> _PROBLEM TO WORK ON_: This task calls for every entry below to be repeated exactly.

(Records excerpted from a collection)
=-=-=

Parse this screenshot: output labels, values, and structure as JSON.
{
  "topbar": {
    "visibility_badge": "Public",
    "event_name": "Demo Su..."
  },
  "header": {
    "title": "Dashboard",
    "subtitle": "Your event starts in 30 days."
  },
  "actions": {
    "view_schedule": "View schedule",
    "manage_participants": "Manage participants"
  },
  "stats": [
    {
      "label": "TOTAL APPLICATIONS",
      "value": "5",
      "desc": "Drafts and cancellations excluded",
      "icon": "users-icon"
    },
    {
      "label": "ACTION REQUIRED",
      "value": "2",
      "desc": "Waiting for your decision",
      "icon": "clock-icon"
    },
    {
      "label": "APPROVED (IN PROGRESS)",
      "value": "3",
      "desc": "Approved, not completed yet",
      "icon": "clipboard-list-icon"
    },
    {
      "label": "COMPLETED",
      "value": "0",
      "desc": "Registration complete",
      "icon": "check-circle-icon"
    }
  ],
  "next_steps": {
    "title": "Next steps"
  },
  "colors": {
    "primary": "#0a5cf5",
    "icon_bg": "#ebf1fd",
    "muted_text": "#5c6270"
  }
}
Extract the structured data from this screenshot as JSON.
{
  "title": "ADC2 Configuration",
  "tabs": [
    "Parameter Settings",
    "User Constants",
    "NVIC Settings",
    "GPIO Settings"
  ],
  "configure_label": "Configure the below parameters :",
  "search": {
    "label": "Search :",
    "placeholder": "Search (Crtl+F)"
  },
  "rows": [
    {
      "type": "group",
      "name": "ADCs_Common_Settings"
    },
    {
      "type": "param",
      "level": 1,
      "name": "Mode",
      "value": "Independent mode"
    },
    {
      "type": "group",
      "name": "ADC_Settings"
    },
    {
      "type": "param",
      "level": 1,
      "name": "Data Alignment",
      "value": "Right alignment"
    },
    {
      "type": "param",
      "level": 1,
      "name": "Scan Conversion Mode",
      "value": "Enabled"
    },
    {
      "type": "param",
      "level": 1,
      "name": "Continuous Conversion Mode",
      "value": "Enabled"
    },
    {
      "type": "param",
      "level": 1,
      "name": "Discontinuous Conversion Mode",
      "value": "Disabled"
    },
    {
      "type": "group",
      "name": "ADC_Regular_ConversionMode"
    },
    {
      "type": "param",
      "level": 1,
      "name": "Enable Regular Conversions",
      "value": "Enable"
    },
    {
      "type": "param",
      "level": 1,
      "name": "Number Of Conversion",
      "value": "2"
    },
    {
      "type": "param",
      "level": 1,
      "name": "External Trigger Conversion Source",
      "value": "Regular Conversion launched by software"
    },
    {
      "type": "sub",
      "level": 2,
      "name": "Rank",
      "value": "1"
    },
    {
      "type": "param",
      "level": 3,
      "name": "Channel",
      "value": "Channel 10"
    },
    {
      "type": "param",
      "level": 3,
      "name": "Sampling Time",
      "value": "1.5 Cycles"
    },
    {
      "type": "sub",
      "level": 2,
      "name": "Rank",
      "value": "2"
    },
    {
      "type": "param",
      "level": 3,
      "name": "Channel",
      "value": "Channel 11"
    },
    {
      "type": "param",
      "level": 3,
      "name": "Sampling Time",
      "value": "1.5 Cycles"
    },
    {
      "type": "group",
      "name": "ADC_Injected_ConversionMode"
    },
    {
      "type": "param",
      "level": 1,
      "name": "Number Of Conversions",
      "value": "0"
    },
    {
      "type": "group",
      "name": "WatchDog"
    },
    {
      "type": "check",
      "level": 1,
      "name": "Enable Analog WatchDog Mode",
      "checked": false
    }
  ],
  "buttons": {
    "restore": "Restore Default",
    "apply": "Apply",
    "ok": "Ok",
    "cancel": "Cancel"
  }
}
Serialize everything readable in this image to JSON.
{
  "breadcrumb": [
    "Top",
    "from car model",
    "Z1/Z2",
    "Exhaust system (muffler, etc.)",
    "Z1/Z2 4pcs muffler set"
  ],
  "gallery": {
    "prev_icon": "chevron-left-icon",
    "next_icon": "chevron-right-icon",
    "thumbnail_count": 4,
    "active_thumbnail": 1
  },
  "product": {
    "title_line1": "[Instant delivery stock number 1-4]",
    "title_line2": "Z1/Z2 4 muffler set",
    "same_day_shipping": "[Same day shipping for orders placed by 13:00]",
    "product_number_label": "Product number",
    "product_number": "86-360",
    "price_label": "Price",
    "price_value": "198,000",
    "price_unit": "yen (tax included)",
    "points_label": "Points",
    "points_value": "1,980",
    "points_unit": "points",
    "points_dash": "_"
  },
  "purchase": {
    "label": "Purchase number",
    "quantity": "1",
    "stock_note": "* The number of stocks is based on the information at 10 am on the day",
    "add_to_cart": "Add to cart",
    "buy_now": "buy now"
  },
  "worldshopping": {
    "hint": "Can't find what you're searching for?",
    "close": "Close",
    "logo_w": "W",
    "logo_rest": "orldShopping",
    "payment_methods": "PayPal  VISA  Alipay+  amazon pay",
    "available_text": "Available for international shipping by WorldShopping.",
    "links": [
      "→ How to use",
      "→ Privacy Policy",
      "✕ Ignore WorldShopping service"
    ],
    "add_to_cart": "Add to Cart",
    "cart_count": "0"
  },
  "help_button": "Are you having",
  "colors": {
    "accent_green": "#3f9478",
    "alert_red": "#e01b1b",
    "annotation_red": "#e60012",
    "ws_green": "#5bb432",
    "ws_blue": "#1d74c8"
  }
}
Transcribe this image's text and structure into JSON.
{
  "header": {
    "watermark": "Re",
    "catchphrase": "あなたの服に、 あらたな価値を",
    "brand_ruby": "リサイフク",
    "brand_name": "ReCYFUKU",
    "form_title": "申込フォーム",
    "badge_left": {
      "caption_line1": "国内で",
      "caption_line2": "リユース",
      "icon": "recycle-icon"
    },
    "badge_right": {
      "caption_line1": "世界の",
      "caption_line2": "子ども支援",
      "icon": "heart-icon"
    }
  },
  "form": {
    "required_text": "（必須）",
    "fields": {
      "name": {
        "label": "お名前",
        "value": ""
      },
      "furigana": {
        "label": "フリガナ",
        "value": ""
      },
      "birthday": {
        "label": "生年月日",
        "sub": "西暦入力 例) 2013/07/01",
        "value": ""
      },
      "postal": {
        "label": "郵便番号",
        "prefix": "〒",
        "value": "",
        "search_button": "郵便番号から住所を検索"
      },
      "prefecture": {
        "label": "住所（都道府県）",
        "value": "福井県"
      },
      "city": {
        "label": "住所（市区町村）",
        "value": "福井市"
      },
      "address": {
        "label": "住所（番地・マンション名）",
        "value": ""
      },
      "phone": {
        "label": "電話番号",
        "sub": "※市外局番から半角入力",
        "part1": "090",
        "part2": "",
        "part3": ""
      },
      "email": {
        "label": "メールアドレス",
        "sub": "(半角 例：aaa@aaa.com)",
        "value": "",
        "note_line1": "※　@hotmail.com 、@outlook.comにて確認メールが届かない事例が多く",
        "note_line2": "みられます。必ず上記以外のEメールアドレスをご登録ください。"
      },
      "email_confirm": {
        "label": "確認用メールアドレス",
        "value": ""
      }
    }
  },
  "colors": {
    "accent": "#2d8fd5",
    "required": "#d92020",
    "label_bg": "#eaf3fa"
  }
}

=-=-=

> _SOLUTION_:
Parse this screenshot: output labels, values, and structure as JSON.
{
  "topbar": {
    "visibility_badge": "Public",
    "event_name": "Demo Su..."
  },
  "header": {
    "title": "Dashboard",
    "subtitle": "Your event starts in 30 days."
  },
  "actions": {
    "view_schedule": "View schedule",
    "manage_participants": "Manage participants"
  },
  "stats": [
    {
      "label": "TOTAL APPLICATIONS",
      "value": "5",
      "desc": "Drafts and cancellations excluded",
      "icon": "users-icon"
    },
    {
      "label": "ACTION REQUIRED",
      "value": "2",
      "desc": "Waiting for your decision",
      "icon": "clock-icon"
    },
    {
      "label": "APPROVED (IN PROGRESS)",
      "value": "3",
      "desc": "Approved, not completed yet",
      "icon": "clipboard-list-icon"
    },
    {
      "label": "COMPLETED",
      "value": "0",
      "desc": "Registration complete",
      "icon": "check-circle-icon"
    }
  ],
  "next_steps": {
    "title": "Next steps"
  },
  "colors": {
    "primary": "#0a5cf5",
    "icon_bg": "#ebf1fd",
    "muted_text": "#5c6270"
  }
}
Extract the structured data from this screenshot as JSON.
{
  "title": "ADC2 Configuration",
  "tabs": [
    "Parameter Settings",
    "User Constants",
    "NVIC Settings",
    "GPIO Settings"
  ],
  "configure_label": "Configure the below parameters :",
  "search": {
    "label": "Search :",
    "placeholder": "Search (Crtl+F)"
  },
  "rows": [
    {
      "type": "group",
      "name": "ADCs_Common_Settings"
    },
    {
      "type": "param",
      "level": 1,
      "name": "Mode",
      "value": "Independent mode"
    },
    {
      "type": "group",
      "name": "ADC_Settings"
    },
    {
      "type": "param",
      "level": 1,
      "name": "Data Alignment",
      "value": "Right alignment"
    },
    {
      "type": "param",
      "level": 1,
      "name": "Scan Conversion Mode",
      "value": "Enabled"
    },
    {
      "type": "param",
      "level": 1,
      "name": "Continuous Conversion Mode",
      "value": "Enabled"
    },
    {
      "type": "param",
      "level": 1,
      "name": "Discontinuous Conversion Mode",
      "value": "Disabled"
    },
    {
      "type": "group",
      "name": "ADC_Regular_ConversionMode"
    },
    {
      "type": "param",
      "level": 1,
      "name": "Enable Regular Conversions",
      "value": "Enable"
    },
    {
      "type": "param",
      "level": 1,
      "name": "Number Of Conversion",
      "value": "2"
    },
    {
      "type": "param",
      "level": 1,
      "name": "External Trigger Conversion Source",
      "value": "Regular Conversion launched by software"
    },
    {
      "type": "sub",
      "level": 2,
      "name": "Rank",
      "value": "1"
    },
    {
      "type": "param",
      "level": 3,
      "name": "Channel",
      "value": "Channel 10"
    },
    {
      "type": "param",
      "level": 3,
      "name": "Sampling Time",
      "value": "1.5 Cycles"
    },
    {
      "type": "sub",
      "level": 2,
      "name": "Rank",
      "value": "2"
    },
    {
      "type": "param",
      "level": 3,
      "name": "Channel",
      "value": "Channel 11"
    },
    {
      "type": "param",
      "level": 3,
      "name": "Sampling Time",
      "value": "1.5 Cycles"
    },
    {
      "type": "group",
      "name": "ADC_Injected_ConversionMode"
    },
    {
      "type": "param",
      "level": 1,
      "name": "Number Of Conversions",
      "value": "0"
    },
    {
      "type": "group",
      "name": "WatchDog"
    },
    {
      "type": "check",
      "level": 1,
      "name": "Enable Analog WatchDog Mode",
      "checked": false
    }
  ],
  "buttons": {
    "restore": "Restore Default",
    "apply": "Apply",
    "ok": "Ok",
    "cancel": "Cancel"
  }
}
Serialize everything readable in this image to JSON.
{
  "breadcrumb": [
    "Top",
    "from car model",
    "Z1/Z2",
    "Exhaust system (muffler, etc.)",
    "Z1/Z2 4pcs muffler set"
  ],
  "gallery": {
    "prev_icon": "chevron-left-icon",
    "next_icon": "chevron-right-icon",
    "thumbnail_count": 4,
    "active_thumbnail": 1
  },
  "product": {
    "title_line1": "[Instant delivery stock number 1-4]",
    "title_line2": "Z1/Z2 4 muffler set",
    "same_day_shipping": "[Same day shipping for orders placed by 13:00]",
    "product_number_label": "Product number",
    "product_number": "86-360",
    "price_label": "Price",
    "price_value": "198,000",
    "price_unit": "yen (tax included)",
    "points_label": "Points",
    "points_value": "1,980",
    "points_unit": "points",
    "points_dash": "_"
  },
  "purchase": {
    "label": "Purchase number",
    "quantity": "1",
    "stock_note": "* The number of stocks is based on the information at 10 am on the day",
    "add_to_cart": "Add to cart",
    "buy_now": "buy now"
  },
  "worldshopping": {
    "hint": "Can't find what you're searching for?",
    "close": "Close",
    "logo_w": "W",
    "logo_rest": "orldShopping",
    "payment_methods": "PayPal  VISA  Alipay+  amazon pay",
    "available_text": "Available for international shipping by WorldShopping.",
    "links": [
      "→ How to use",
      "→ Privacy Policy",
      "✕ Ignore WorldShopping service"
    ],
    "add_to_cart": "Add to Cart",
    "cart_count": "0"
  },
  "help_button": "Are you having",
  "colors": {
    "accent_green": "#3f9478",
    "alert_red": "#e01b1b",
    "annotation_red": "#e60012",
    "ws_green": "#5bb432",
    "ws_blue": "#1d74c8"
  }
}
Transcribe this image's text and structure into JSON.
{
  "header": {
    "watermark": "Re",
    "catchphrase": "あなたの服に、 あらたな価値を",
    "brand_ruby": "リサイフク",
    "brand_name": "ReCYFUKU",
    "form_title": "申込フォーム",
    "badge_left": {
      "caption_line1": "国内で",
      "caption_line2": "リユース",
      "icon": "recycle-icon"
    },
    "badge_right": {
      "caption_line1": "世界の",
      "caption_line2": "子ども支援",
      "icon": "heart-icon"
    }
  },
  "form": {
    "required_text": "（必須）",
    "fields": {
      "name": {
        "label": "お名前",
        "value": ""
      },
      "furigana": {
        "label": "フリガナ",
        "value": ""
      },
      "birthday": {
        "label": "生年月日",
        "sub": "西暦入力 例) 2013/07/01",
        "value": ""
      },
      "postal": {
        "label": "郵便番号",
        "prefix": "〒",
        "value": "",
        "search_button": "郵便番号から住所を検索"
      },
      "prefecture": {
        "label": "住所（都道府県）",
        "value": "福井県"
      },
      "city": {
        "label": "住所（市区町村）",
        "value": "福井市"
      },
      "address": {
        "label": "住所（番地・マンション名）",
        "value": ""
      },
      "phone": {
        "label": "電話番号",
        "sub": "※市外局番から半角入力",
        "part1": "090",
        "part2": "",
        "part3": ""
      },
      "email": {
        "label": "メールアドレス",
        "sub": "(半角 例：aaa@aaa.com)",
        "value": "",
        "note_line1": "※　@hotmail.com 、@outlook.comにて確認メールが届かない事例が多く",
        "note_line2": "みられます。必ず上記以外のEメールアドレスをご登録ください。"
      },
      "email_confirm": {
        "label": "確認用メールアドレス",
        "value": ""
      }
    }
  },
  "colors": {
    "accent": "#2d8fd5",
    "required": "#d92020",
    "label_bg": "#eaf3fa"
  }
}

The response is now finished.